_Assignment_. For the listing that follows, report how many lines contain the string "Accept", giving the number alone.

_Data for analysis_.
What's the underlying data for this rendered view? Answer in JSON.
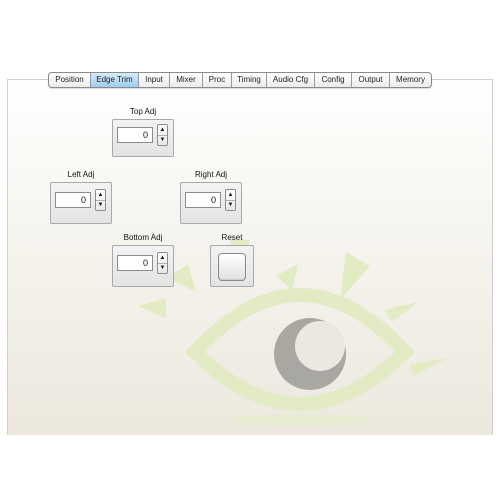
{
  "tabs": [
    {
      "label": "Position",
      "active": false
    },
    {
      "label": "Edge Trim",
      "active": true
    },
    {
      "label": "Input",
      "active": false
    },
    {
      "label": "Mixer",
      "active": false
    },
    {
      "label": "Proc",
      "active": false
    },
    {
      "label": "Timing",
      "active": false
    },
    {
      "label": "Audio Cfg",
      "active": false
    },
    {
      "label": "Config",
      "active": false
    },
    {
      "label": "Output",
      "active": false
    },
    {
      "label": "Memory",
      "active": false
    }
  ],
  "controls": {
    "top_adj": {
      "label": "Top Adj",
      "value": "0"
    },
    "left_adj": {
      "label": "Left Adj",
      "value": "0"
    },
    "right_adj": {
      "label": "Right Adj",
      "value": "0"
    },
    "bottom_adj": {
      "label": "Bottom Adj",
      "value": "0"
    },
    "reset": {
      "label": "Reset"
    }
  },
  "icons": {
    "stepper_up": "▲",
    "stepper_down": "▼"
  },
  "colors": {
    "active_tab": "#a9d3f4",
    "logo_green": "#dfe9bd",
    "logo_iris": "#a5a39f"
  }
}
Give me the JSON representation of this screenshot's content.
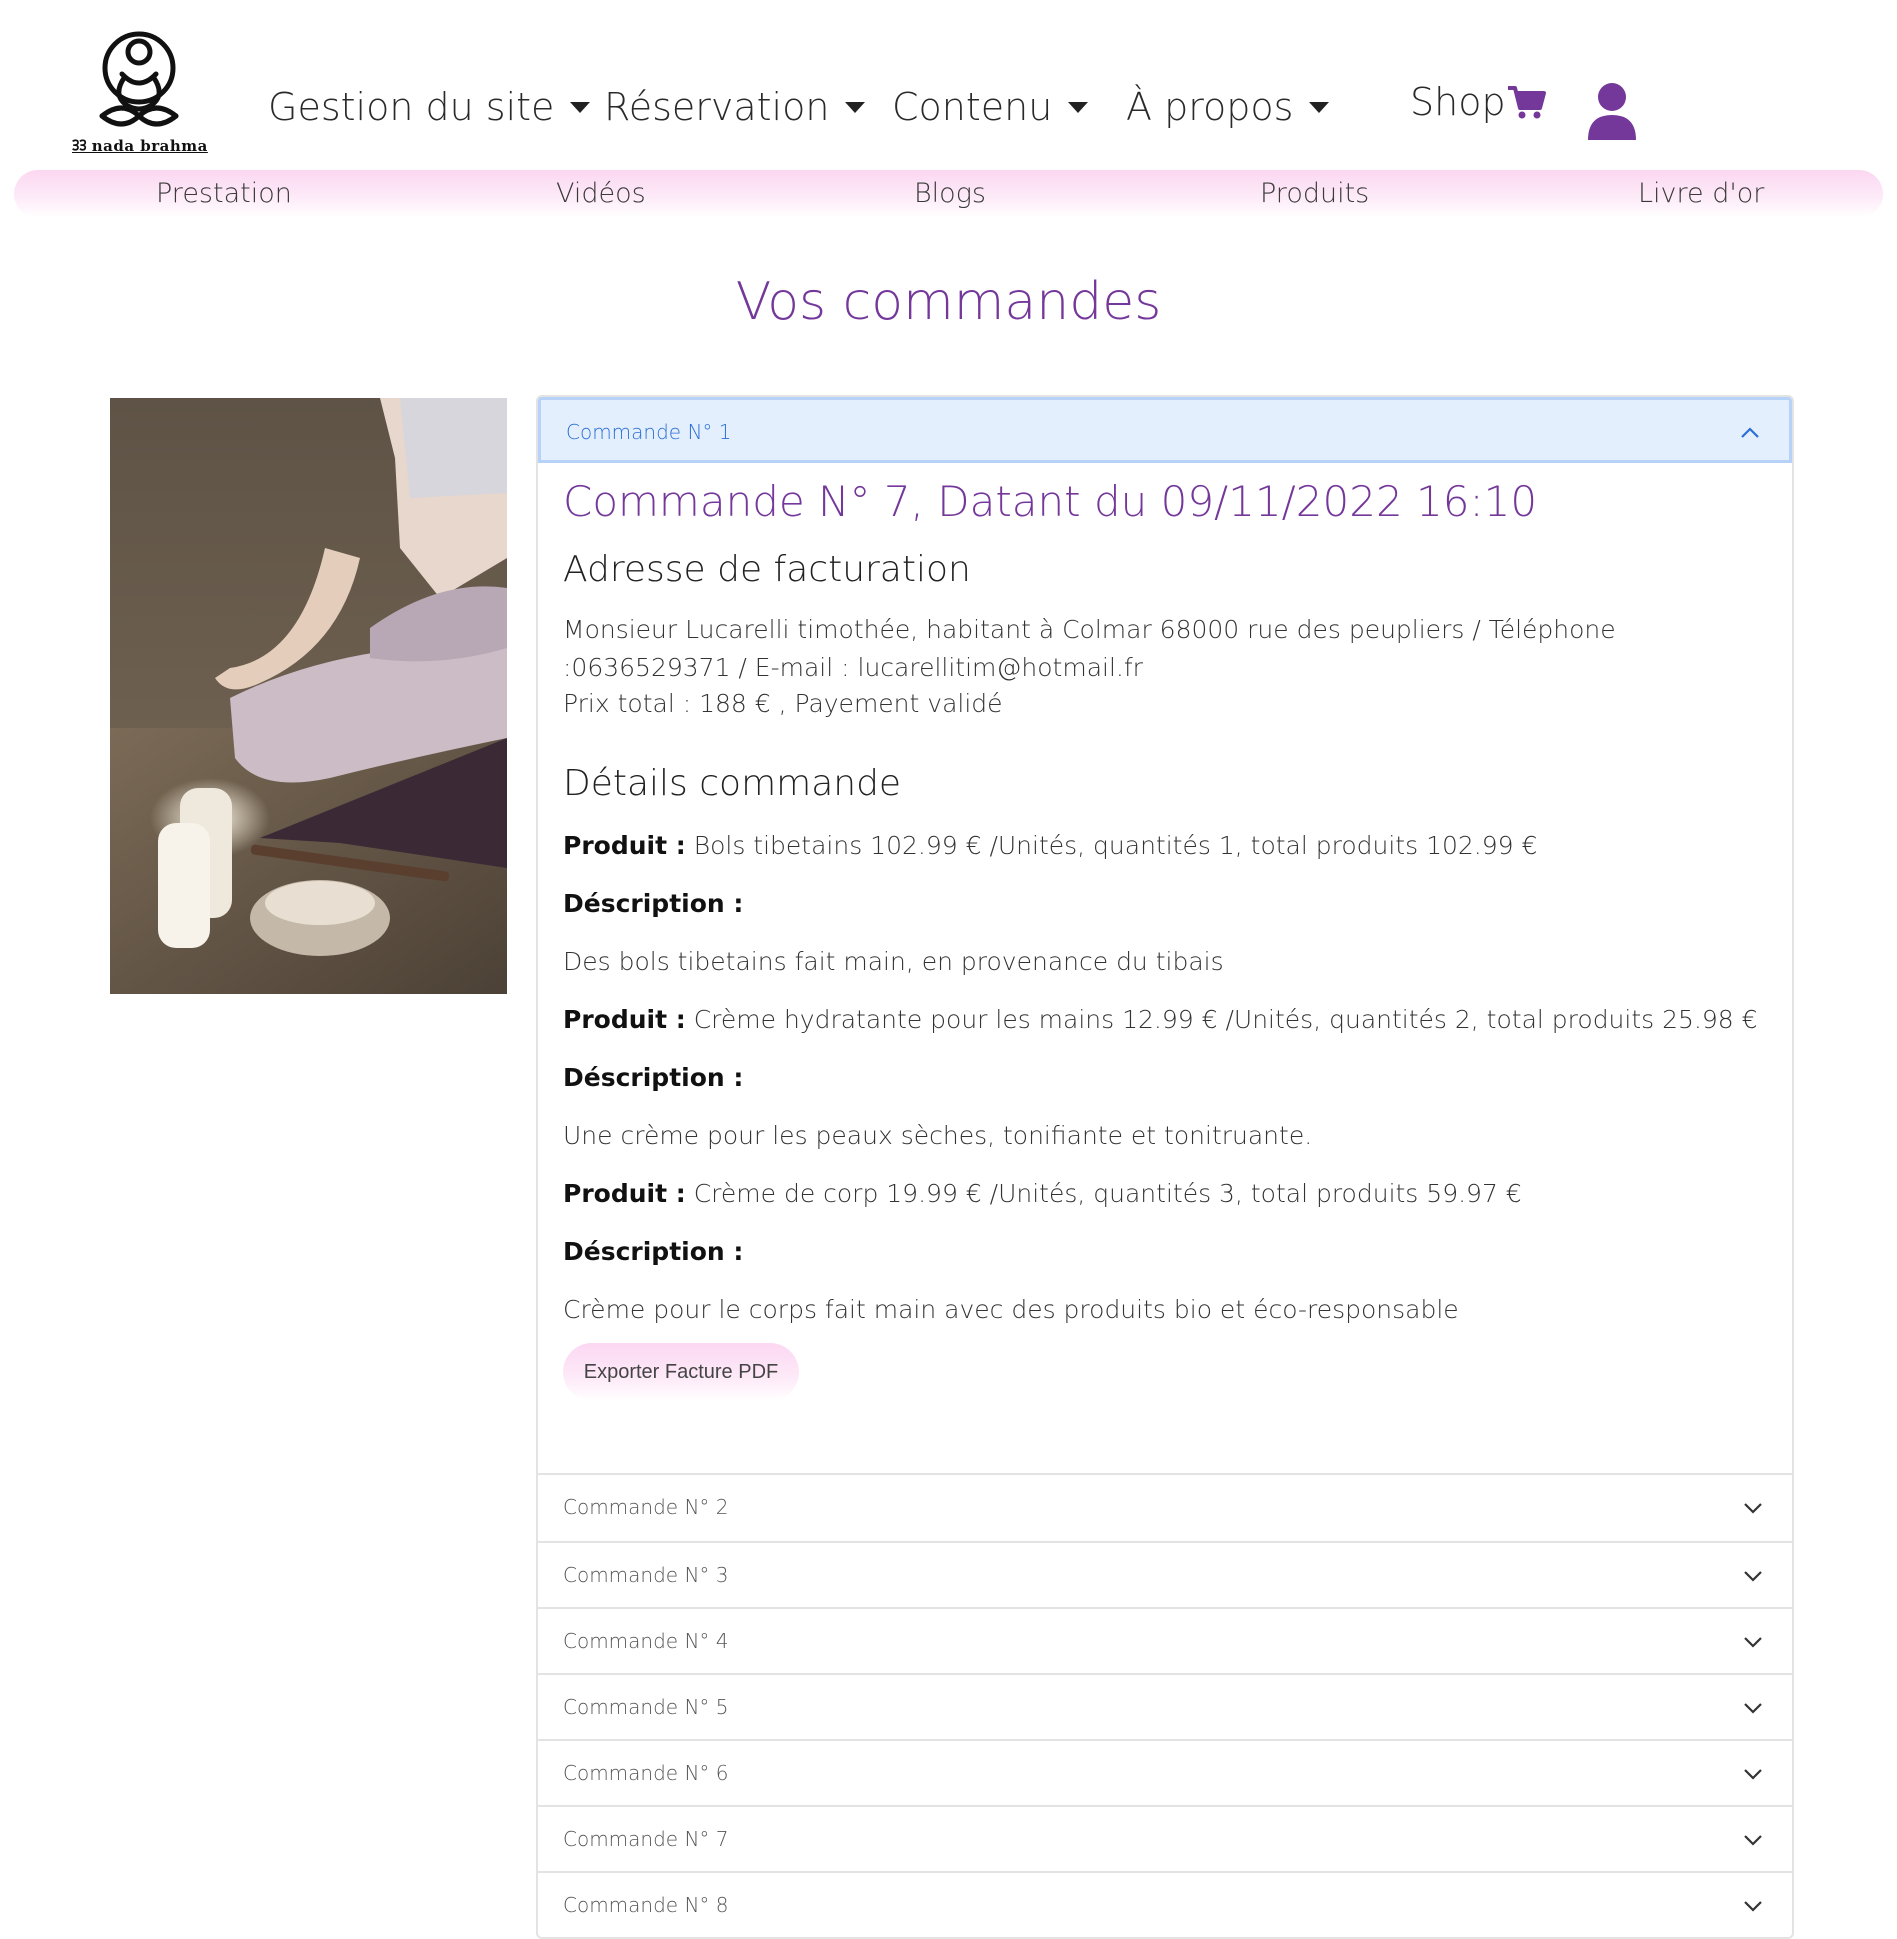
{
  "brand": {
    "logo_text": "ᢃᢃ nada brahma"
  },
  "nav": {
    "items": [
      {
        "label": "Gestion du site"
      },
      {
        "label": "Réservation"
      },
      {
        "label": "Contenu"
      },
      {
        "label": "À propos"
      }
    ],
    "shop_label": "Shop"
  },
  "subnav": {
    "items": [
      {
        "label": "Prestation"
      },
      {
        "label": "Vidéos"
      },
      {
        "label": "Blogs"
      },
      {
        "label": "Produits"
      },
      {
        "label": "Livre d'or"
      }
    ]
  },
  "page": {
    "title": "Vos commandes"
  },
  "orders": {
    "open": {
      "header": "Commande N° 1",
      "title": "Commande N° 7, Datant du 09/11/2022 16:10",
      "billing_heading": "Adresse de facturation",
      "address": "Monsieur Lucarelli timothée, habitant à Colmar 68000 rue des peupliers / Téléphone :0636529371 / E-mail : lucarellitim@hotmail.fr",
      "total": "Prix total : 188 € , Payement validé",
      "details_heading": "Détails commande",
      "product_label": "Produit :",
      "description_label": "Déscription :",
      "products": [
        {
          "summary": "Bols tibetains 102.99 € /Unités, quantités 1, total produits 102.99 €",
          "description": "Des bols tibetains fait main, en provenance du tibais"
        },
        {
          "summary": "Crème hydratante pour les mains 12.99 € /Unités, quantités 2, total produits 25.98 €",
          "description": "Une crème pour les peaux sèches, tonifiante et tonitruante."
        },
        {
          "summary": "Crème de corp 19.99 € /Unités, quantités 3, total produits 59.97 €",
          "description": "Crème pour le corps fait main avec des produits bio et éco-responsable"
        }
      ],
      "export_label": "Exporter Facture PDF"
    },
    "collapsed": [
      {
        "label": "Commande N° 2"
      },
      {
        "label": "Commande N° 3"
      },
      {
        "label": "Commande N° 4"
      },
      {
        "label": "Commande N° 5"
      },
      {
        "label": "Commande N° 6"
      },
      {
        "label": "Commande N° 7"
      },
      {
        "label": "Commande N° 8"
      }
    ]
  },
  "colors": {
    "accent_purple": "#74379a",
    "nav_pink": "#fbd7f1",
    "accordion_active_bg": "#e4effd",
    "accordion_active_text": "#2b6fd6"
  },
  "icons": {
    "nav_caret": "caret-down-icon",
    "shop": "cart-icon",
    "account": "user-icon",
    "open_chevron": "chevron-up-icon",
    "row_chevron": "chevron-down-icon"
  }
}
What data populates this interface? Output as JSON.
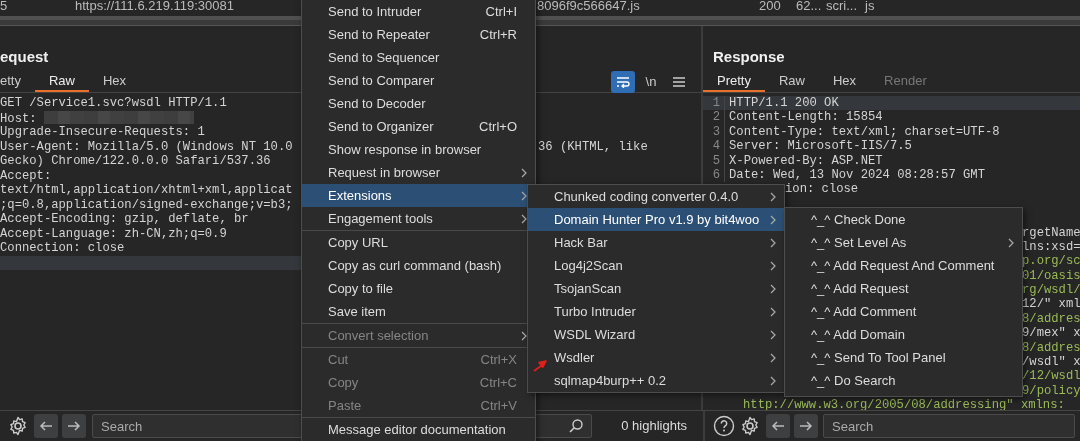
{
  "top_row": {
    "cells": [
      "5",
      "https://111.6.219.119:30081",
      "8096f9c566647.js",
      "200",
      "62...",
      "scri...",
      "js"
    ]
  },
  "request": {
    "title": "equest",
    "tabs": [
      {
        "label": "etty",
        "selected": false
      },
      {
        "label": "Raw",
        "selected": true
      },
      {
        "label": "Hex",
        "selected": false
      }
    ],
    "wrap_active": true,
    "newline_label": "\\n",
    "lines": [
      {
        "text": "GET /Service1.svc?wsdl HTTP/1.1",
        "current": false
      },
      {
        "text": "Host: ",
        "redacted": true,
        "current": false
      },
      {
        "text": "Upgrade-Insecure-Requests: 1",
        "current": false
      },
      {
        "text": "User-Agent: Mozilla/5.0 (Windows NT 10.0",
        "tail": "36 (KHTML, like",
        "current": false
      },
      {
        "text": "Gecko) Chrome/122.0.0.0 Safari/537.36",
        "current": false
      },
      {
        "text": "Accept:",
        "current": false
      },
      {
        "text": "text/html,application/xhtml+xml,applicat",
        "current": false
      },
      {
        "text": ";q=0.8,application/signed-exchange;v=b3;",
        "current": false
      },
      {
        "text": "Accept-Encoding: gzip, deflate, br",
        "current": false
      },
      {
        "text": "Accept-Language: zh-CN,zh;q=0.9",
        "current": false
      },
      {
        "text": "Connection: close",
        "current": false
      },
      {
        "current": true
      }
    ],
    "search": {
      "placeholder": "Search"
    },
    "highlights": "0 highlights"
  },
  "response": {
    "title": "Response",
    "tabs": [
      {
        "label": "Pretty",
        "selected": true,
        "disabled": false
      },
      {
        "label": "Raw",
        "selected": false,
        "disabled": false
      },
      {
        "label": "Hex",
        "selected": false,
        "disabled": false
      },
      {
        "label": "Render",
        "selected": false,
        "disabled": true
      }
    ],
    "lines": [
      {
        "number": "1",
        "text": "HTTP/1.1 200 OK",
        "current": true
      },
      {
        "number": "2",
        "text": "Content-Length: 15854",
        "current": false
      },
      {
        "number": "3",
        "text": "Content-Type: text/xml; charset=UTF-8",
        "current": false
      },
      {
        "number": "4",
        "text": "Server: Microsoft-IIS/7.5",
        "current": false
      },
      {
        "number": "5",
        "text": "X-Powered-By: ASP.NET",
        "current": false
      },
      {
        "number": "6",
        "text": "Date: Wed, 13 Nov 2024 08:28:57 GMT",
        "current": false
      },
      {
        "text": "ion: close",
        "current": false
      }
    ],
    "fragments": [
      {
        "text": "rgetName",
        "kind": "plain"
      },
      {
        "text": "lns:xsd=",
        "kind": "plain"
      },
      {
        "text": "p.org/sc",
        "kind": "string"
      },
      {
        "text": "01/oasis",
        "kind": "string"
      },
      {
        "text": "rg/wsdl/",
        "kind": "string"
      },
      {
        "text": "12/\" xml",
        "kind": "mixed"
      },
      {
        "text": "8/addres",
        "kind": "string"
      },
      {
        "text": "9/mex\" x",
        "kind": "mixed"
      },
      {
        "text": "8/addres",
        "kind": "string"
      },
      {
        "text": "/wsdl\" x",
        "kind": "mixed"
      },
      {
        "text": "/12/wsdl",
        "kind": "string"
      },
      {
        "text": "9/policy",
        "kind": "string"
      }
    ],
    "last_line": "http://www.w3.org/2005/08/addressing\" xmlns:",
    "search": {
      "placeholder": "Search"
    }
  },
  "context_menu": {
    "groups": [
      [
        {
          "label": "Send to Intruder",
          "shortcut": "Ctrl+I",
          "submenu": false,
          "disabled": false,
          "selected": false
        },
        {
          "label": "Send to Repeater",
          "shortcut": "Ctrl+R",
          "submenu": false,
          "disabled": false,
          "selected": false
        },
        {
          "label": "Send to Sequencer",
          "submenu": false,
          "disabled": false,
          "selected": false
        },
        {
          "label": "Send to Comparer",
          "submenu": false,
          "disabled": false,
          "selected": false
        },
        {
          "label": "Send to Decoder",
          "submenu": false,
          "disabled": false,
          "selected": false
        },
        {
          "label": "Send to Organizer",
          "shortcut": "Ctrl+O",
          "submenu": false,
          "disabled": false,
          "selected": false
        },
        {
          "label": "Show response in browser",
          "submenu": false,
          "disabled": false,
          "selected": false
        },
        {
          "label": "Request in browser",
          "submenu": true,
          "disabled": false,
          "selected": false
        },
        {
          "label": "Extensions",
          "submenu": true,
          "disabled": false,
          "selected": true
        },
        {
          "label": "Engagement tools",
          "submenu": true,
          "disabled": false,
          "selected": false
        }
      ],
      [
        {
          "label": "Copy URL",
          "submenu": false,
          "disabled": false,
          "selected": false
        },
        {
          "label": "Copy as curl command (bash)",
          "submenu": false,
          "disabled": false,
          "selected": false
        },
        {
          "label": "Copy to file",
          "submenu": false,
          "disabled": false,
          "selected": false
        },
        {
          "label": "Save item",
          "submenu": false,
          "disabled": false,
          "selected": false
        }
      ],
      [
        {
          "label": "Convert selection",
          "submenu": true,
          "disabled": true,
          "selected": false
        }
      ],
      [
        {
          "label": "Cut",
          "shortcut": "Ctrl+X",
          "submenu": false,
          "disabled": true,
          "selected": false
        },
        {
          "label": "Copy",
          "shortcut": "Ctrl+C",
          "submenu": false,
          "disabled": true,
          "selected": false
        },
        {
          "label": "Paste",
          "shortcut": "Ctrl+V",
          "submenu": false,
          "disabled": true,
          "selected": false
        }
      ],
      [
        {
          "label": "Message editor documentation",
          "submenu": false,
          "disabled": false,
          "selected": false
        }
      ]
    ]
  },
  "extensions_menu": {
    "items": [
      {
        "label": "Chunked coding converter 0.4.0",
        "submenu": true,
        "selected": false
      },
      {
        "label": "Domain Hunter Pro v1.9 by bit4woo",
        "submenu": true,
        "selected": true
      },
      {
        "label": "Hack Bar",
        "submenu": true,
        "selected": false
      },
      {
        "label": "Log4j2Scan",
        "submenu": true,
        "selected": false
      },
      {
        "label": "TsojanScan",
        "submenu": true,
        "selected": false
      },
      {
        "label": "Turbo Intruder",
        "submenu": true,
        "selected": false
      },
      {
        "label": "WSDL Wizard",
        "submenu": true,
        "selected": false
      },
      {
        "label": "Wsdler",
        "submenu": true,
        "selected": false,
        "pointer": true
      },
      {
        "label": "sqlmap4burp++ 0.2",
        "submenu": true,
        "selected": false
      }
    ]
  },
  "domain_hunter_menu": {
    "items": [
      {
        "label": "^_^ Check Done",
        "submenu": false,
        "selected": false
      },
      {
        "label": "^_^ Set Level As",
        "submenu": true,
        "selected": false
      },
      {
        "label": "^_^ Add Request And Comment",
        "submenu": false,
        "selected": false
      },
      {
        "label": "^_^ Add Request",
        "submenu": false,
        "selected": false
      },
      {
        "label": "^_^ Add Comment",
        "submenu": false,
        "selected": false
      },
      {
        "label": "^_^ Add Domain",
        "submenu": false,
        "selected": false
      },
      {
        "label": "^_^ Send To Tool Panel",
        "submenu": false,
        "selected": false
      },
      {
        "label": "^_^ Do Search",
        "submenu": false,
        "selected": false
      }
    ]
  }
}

_Response area_. 3